As I sat stuck in stop-and-go traffic the other morning, I found myself pining for commuter rail: a relatively uneventful and predictable commute spent reading or writing (or occasionally — let’s be honest – napping), less wear-and-tear on my vehicle and nerves, and a ready reason to leave work on time in order to catch the last train out.
I have ridden the train before and loved it. In fact, I’m a big fan of the concept of rail transportation. The reality of it, however, gives me pause. I had heard when I rode the train before that it couldn’t sustain itself, let alone turn a profit.
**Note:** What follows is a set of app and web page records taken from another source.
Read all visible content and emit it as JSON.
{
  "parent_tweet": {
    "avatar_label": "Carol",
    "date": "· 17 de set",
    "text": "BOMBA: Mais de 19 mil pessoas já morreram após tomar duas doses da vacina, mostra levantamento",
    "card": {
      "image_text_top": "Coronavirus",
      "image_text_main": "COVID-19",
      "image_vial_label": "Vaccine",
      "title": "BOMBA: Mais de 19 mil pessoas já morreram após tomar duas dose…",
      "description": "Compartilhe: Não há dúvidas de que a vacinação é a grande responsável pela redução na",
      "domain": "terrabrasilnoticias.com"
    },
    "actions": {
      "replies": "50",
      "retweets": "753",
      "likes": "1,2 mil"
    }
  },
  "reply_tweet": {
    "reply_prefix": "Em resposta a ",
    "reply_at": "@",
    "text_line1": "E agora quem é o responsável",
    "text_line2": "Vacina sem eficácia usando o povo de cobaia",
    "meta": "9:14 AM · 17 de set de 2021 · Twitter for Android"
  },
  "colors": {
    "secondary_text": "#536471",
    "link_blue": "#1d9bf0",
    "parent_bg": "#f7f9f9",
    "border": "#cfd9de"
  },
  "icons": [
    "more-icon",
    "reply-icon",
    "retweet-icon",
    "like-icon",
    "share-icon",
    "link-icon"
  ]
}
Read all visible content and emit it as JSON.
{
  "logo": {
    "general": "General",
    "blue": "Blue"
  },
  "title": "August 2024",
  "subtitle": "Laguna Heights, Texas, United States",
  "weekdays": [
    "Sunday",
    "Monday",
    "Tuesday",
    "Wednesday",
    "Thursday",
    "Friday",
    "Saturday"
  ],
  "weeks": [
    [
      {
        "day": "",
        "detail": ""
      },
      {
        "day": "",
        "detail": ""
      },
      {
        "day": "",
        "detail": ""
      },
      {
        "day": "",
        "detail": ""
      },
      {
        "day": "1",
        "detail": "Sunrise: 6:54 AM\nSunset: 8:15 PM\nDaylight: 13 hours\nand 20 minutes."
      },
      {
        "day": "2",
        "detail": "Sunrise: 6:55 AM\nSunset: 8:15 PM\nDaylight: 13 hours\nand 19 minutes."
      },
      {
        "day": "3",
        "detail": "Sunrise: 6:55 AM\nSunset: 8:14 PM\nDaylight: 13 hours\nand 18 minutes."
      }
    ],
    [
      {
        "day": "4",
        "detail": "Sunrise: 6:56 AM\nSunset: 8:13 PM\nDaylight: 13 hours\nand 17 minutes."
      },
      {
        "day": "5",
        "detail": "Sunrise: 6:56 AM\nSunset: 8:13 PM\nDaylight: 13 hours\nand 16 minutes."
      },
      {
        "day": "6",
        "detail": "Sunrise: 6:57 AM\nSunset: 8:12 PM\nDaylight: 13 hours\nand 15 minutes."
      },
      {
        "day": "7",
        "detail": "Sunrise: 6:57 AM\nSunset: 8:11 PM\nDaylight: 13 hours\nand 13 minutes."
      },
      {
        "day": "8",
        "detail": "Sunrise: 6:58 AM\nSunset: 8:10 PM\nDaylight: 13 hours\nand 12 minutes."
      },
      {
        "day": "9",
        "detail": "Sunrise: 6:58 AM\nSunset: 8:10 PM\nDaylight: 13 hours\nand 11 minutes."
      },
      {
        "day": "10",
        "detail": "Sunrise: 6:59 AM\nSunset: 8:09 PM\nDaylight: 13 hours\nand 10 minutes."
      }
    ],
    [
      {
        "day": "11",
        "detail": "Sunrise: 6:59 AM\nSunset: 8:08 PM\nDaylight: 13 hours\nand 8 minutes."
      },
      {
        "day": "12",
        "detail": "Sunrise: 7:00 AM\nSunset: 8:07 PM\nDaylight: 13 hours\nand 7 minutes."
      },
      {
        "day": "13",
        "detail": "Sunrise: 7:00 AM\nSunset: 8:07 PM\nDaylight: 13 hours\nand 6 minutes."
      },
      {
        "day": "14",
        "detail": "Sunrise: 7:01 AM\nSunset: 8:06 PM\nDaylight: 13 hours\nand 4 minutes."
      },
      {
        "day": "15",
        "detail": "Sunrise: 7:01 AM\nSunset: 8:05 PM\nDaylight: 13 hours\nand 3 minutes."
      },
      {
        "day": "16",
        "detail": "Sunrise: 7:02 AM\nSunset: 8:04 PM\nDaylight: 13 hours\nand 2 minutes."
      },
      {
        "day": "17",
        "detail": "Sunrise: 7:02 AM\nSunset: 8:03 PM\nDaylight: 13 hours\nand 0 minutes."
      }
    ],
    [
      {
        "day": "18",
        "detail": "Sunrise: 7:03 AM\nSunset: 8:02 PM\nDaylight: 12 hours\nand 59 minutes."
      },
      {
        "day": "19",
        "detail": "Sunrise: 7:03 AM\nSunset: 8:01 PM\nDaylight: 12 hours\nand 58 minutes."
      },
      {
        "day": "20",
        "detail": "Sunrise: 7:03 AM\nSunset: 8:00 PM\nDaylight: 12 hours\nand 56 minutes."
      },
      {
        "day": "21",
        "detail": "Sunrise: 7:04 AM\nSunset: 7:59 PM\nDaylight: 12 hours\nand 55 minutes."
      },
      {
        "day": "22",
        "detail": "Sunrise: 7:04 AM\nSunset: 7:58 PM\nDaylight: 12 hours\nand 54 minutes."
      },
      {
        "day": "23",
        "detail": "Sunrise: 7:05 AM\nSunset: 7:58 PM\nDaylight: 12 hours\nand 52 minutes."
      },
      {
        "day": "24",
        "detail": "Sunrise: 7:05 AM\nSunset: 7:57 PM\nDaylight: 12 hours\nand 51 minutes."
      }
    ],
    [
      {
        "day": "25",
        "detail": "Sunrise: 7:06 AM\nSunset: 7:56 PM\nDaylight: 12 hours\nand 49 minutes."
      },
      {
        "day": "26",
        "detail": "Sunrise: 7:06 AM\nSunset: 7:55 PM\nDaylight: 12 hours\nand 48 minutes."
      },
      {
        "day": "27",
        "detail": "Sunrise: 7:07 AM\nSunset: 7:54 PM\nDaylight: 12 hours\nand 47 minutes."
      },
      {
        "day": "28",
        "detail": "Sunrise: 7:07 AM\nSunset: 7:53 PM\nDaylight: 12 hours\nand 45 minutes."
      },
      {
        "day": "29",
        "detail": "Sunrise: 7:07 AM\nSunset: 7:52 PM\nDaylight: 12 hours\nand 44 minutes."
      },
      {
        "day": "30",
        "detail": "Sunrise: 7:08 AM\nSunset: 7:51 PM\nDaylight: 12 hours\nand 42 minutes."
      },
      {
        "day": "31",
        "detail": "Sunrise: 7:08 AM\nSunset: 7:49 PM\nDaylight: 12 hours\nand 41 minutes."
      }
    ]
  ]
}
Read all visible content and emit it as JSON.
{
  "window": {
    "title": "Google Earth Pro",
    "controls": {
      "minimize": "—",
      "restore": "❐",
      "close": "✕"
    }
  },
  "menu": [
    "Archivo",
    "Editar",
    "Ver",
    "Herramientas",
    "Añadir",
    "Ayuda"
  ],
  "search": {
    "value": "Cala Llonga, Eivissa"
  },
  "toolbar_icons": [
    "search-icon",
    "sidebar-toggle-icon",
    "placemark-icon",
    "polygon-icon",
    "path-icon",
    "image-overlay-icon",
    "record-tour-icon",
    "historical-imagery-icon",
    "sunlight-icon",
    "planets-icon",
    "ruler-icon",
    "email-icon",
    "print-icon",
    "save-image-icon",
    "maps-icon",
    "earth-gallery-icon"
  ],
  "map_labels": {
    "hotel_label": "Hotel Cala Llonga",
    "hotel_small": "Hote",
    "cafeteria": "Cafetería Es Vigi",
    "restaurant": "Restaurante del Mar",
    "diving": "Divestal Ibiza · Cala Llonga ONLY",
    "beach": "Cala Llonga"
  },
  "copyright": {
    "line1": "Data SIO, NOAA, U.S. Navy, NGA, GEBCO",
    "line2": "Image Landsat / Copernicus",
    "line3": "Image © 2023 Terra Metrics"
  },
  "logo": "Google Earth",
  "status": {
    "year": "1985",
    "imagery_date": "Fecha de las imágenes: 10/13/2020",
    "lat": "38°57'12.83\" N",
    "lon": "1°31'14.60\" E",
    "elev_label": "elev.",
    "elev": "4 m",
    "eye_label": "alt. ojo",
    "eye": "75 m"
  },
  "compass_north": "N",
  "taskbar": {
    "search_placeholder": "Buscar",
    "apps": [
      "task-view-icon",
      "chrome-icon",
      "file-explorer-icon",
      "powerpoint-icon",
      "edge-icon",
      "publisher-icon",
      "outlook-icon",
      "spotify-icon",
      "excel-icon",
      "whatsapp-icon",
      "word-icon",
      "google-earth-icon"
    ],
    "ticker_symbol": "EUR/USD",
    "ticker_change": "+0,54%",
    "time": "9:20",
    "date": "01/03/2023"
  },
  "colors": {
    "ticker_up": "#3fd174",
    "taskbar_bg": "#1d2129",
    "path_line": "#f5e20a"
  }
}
I have little doubt that subsidies are the only reason the trains still run every day, and that my employer’s financial support of mass transit was the only reason it was a cost-effective option for me. Commuter rail appears to be something of a money pit, and I’m not a fan of money pits, in concept or reality – but at the time it cost me less to park and ride than to commute and park in the Cities.
The question that arose in my mind the other morning was, Since the train, the track, and the subsidies that sustain them are already realities through no decision of mine, can I park my car and ride the rails in good conscience?
This was followed quickly by the disturbing realization that I hadn’t taken the time to think through my underlying philosophy on this before – especially since the answer seems applicable to numerous other dilemmas we may face. For example, if I disapprove of the public funding plan for the Vikings stadium, should I boycott games there? Even if I’m given tickets? If I disapprove of Obamacare in principle, but it becomes the law of the land and I am ever without health coverage, what then? I complain about infrastructure and services every day and still use them — but is there a point at which that approach lacks integrity?
I have viscerally different reactions to each of these questions, and I’m honestly not sure if I can articulate a consistent approach to these types of dilemmas. The challenge is similar to that of what businesses to frequent based on their stances on social issues – except that somehow getting this right seems more important to me, since these involve public funds and public impacts.
I have a sinking feeling I’m making this way too complex, but can’t quite see how. Men of the Junto, help me talk this through!